*For two weeks, also in October 2018, the studio moved to the Bauhaus University Weimar, on the invitation of Professor of Media Environments, Ursula Damm. Here, a seminar was the context for continued work on the game. While the game had emerged and developed intuitively in Chicago over the summer, in Weimar we used the block seminar structure with its daily meetings to formalize the sequence of game prompts, observe performance iterations and bring in readings. We experimented with drawing the game figures, and started to dig ‘in between’ the steps of the sequence. With Sandra Anhalt, Maud Canisius, Tamara Conde, Laura Giraldo Diaz, Vanessa Engelmann, Regine Elbers, Lara Hann, Sarah Hermanutz, Yen Ruo-Jin, Margarita Valdivieso.
*With Vero D Orozco, Joseph Losinski, Sergio Mantilla, Laura Cardozo, Ed Diaz Trujillo, 8/3/18
With Vero D Orozco, Ed Diaz Trujillo, Giannella Ysasi, 7/16/18
With Vero D Orozco, Joseph Losinski, Ed Diaz Trujillo, Caroline Ng, 6/18/18
*With Kenneth Bailey, Judith Leemann, Billie Lee, Poor Farm after party, 6/30/18
*With Tracie Hall and DeAmon Harges, Artist as Problem Solver Convening, comparing notes follow-up, 6/6/18
DeAmon was at the convening as “Roving Listener” and shared his observations and responses at the end.
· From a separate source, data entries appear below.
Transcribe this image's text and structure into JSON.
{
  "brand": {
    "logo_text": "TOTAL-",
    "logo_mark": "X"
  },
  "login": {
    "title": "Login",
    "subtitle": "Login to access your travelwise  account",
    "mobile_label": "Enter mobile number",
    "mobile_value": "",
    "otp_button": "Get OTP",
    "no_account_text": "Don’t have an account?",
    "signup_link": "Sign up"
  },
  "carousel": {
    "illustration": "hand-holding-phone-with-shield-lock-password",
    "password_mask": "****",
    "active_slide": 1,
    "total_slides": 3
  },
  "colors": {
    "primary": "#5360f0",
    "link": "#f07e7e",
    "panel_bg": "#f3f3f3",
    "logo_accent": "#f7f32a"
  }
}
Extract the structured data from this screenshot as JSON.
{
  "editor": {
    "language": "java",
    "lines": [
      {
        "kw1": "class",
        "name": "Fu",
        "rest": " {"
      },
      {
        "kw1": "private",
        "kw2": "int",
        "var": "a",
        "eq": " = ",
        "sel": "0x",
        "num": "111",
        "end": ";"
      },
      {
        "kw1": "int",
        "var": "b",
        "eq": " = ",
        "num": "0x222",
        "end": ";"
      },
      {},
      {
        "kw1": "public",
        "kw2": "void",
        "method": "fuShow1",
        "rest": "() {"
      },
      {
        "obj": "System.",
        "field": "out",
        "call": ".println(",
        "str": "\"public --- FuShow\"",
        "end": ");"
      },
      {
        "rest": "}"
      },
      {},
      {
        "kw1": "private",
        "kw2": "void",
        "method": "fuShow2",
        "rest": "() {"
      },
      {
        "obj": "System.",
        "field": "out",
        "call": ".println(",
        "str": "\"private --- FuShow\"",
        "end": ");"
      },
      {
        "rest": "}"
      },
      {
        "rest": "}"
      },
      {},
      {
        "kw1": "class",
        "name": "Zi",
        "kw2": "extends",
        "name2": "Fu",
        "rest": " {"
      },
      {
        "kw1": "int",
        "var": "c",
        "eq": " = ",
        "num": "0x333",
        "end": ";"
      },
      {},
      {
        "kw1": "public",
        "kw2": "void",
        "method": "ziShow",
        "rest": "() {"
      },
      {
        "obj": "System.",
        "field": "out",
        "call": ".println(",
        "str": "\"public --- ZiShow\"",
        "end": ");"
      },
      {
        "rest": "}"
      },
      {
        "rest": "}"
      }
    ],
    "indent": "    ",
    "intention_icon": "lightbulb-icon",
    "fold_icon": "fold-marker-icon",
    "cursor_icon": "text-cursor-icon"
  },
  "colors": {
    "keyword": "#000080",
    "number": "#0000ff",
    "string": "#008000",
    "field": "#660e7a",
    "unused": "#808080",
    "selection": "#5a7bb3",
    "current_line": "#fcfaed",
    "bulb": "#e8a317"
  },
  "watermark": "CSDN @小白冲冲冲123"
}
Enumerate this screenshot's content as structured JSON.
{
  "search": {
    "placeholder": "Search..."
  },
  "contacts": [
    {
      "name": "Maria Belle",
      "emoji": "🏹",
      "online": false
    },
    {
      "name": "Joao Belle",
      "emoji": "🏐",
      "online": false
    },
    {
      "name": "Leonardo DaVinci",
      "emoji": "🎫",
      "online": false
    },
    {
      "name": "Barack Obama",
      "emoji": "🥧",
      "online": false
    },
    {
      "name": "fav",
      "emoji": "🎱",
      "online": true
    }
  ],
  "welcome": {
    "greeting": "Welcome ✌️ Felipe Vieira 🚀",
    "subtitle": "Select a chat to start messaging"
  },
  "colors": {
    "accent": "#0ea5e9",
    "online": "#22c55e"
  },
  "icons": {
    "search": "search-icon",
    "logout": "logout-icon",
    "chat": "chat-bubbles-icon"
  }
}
Here he reacts to a visual element of my response, one of a series of layered drawings. More about DeAmon’s work here.
The Gaze – this set of 20 drawings on transparent backgrounds is part of the response to the Artist as Problem Solver Convening. Here, digitized versions are randomly superimposed in groups of four each time the site is refreshed. The number of possible combinations is 20!/16! = 20 x 19 x 18 x 17 = 116,280. (Tap/click/Command R to refresh after clicking through to site)
Artist as Problem Solver Convening, Joyce Foundation, Indianapolis, March 2018
Read linear notes here
*Wearing the Braid
*With Asha Veal, Nicolas Melo, Dio Aldridge, Walking the Braid, 12/9/17
*With Asha Veal, Greg Ruffing, Walking the Braid, 11/11/17
*The Talking Whiteboards Studio Project, Summer 2016
Most participants in this project engaged The Braid whiteboard, exploring their own modes of working while taking cues from the categories it displays. The Braid diagram emerged earlier this year from my ongoing conversations with artists about their practices.
Final Talking Whiteboards edits on vimeo channel
*How do you work? Conversations with experimental musicians, composers, and visual artists about their practices, followed by my visualizations of the conversations. In turn, artist’s respond to the visualizations. Since conversations happen in many different places, some of the responses later take place long-distance. Included here are responses that took place in my studio, and in one case, at a studio I had use of during a residency.
Visualizations, seen on the wall behind the artists or musicians, come in two versions – a freely composed scenario (left), and text entered into a Fractal 3-Line Matrix (right). Responses tend to be offered in the artist’s own medium.